Dental Sleep Treatment Requires a Medical Diagnosis. Or Does it?
Access to sleep diagnostic services are the limiting factor for dental patients who suspect that they have sleep apnea and require sleep treatment. In recent years changes to insurance reimbursement and insurance qualification requirements have only made the issue much worse.
Dr Ward Flemons MD wrote an article for the journal of respiratory and critical care medicine published in 2004, “access to diagnosis and treatment of patients with suspected sleep apnea”. In his article Dr Flemons reviewed the access to sleep diagnostics in five countries.
His analysis of the US sleep field was very telling. Dr Flemons team identified that in 2001 there were 280 million people in the United States. At that time there were estimated to be 1,292 sleep clinics conducting 1.17 million in lab polysomnograms.
This is about 427 PSG’s per 100,000 population. The Veteran’s Health Administration (VHA) was found to be under much more stress than the public hospital system. In 2001 the VHA system cared for 3.75 million veterans with only 55 sleep labs this resulted in only 160 studies per 100,000 patients.
The health risks associated with untreated snoring and sleep apnea are well documented. Hypertension is perhaps the leading condition associated with sleep apnea. Comorbid conditions include heart disease, stroke and diabetes.
As recently report by the AASM “Frost & Sullivan calculated that the annual economic burden of undiagnosed sleep apnea among U.S. adults is approximately $149.6 billion. The estimated costs include $86.9 billion in lost productivity, $26.2 billion in motor vehicle accidents and $6.5 billion in workplace accidents.”

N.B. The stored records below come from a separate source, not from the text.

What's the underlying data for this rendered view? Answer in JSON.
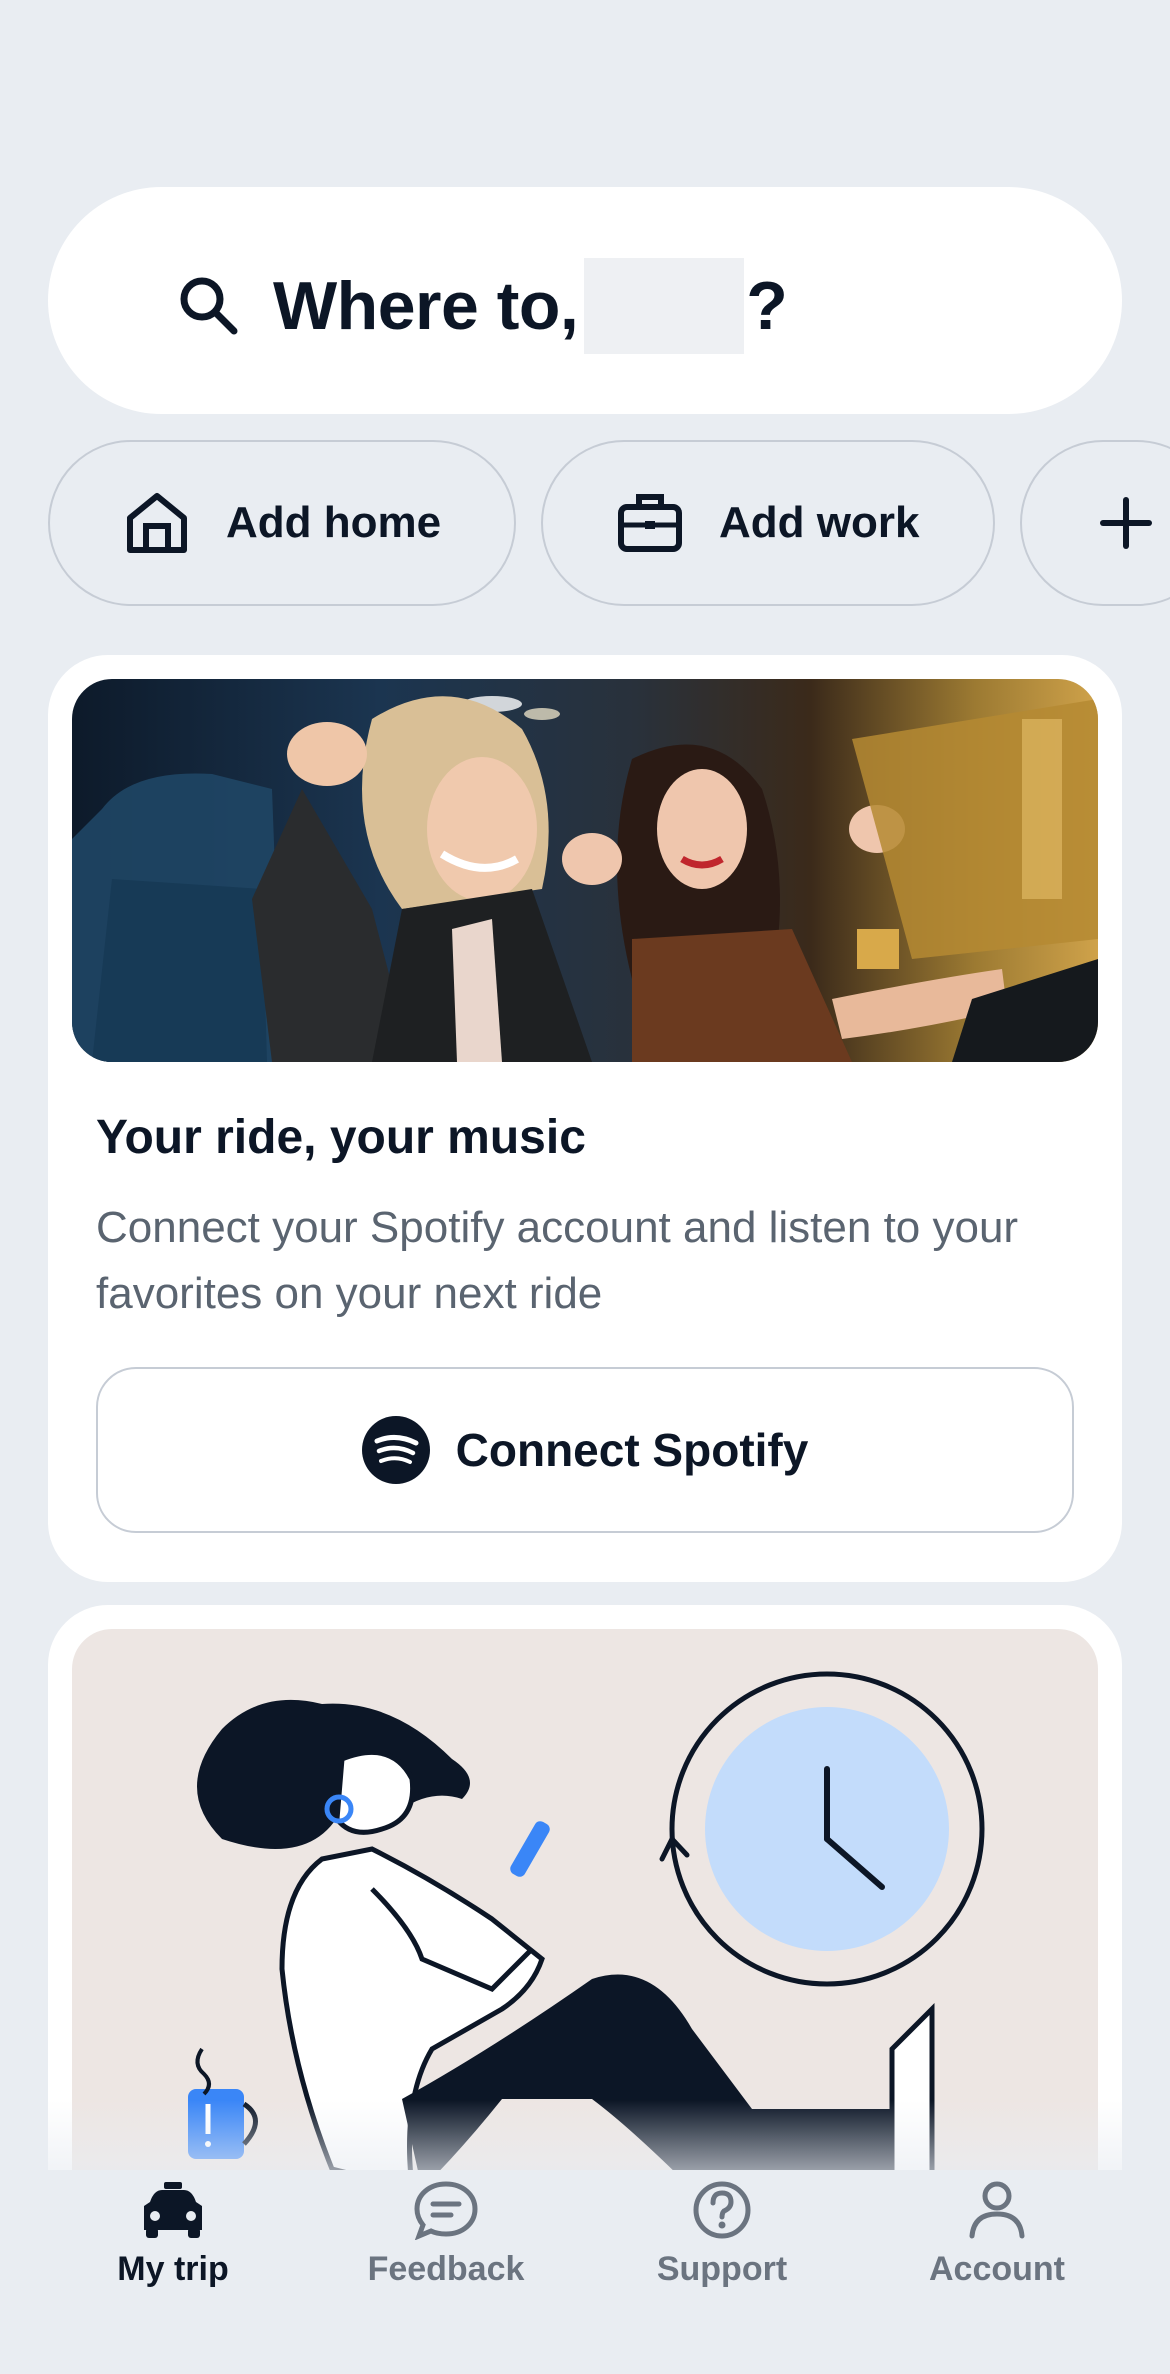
{
  "search": {
    "prefix": "Where to,",
    "suffix": "?",
    "icon": "search-icon"
  },
  "chips": {
    "home_label": "Add home",
    "work_label": "Add work",
    "home_icon": "home-icon",
    "work_icon": "briefcase-icon",
    "add_icon": "plus-icon"
  },
  "spotify_card": {
    "title": "Your ride, your music",
    "description": "Connect your Spotify account and listen to your favorites on your next ride",
    "button_label": "Connect Spotify",
    "button_icon": "spotify-icon"
  },
  "tabs": [
    {
      "label": "My trip",
      "icon": "car-icon",
      "active": true
    },
    {
      "label": "Feedback",
      "icon": "chat-bubble-icon",
      "active": false
    },
    {
      "label": "Support",
      "icon": "question-circle-icon",
      "active": false
    },
    {
      "label": "Account",
      "icon": "person-icon",
      "active": false
    }
  ],
  "colors": {
    "background": "#e9edf2",
    "text_primary": "#0c1626",
    "text_secondary": "#5a6470",
    "accent_blue": "#3a86f7",
    "clock_blue": "#c3dcfb"
  }
}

There is no requirement that a dentist initiate treatment however the patient must be advised of the possibility of sleep apnea and a referral to a sleep physician should be made. The challenge is that the access to diagnosis has continued to erode since the early 2000”s when Dr Flemons’ data was collected.
With the change in guidelines by the ADA we now have a total patient population of over 200M people that see their dentist every year being screened for sleep disordered breathing. The ASA says that 48% of these patients snore and 38% report having fallen asleep unintentionally during the day at least once in the last month.
It is clear that treating the patients symptoms as quickly as possible is the prudent choice for the dentist. But how to do this without a medical diagnosis?
The Dental Solution
The answer may be provisional treatment with a provisional mandibular advancement device (PMAD).
Patients with sleep related breathing disorders often present in the dental office with snoring as their primary complaint. And, chronic snoring is often associated with high risk of sleep apnea.
But, sleep apnea is a condition that can be life threatening and is required to be diagnosed by a sleep physician using specialized equipment that is not available everywhere, or is in high demand due to the prevalence of sleep related breathing disorders in the general population. These wait times can result in treatment delays of six months or more.
Therefore it is prudent patient care to treat the patient’s snoring symptoms immediately, in the dental office, and refer for diagnostics and management by a physician as soon as possible. From a medical legal perspective an informed consent document is required to confirm that the patient is aware that they are being treated provisionally, that they understand that their condition has medical risks and they need to consult with a physician.
Dr Ken Berley DDS, JD, a practicing dentist and attorney, has spent some time examining the concept of provisional therapy. He has also prepared an informed consent document that is available for free download
A provisional treatment is fundamentally no different from traditional mandibular advancement therapy for airway management.
The tools and the techniques are in fact the same. The major distinction is that with provisional therapy medical insurance is not an option because there is no diagnosis or prescription for a therapeutic device.
The patient will pay for the therapy out of pocket and cost of the therapy will play a role in treatment acceptance.
Once a diagnosis is made by a sleep physician the dentist can replace the provisional appliance with more durable long term appliance that meets medical insurance reimbursement guidelines and clinical goals established by the dentist and the patient.
From a practice management perspective treatment of patients provisionally will open many more patients up to sleep treatment. It is estimated that there are 2.5 million people in the US that have sleep apnea. The American Academy of Otolaryngology-head and Neck Surgery report that nearly half of adults snore, and over 25 percent are habitual snorers. With an estimated 211M Americans seeing the dentist every year the opportunity for dentists to make a difference in their patients overall health has never been more attainable.
From The Literature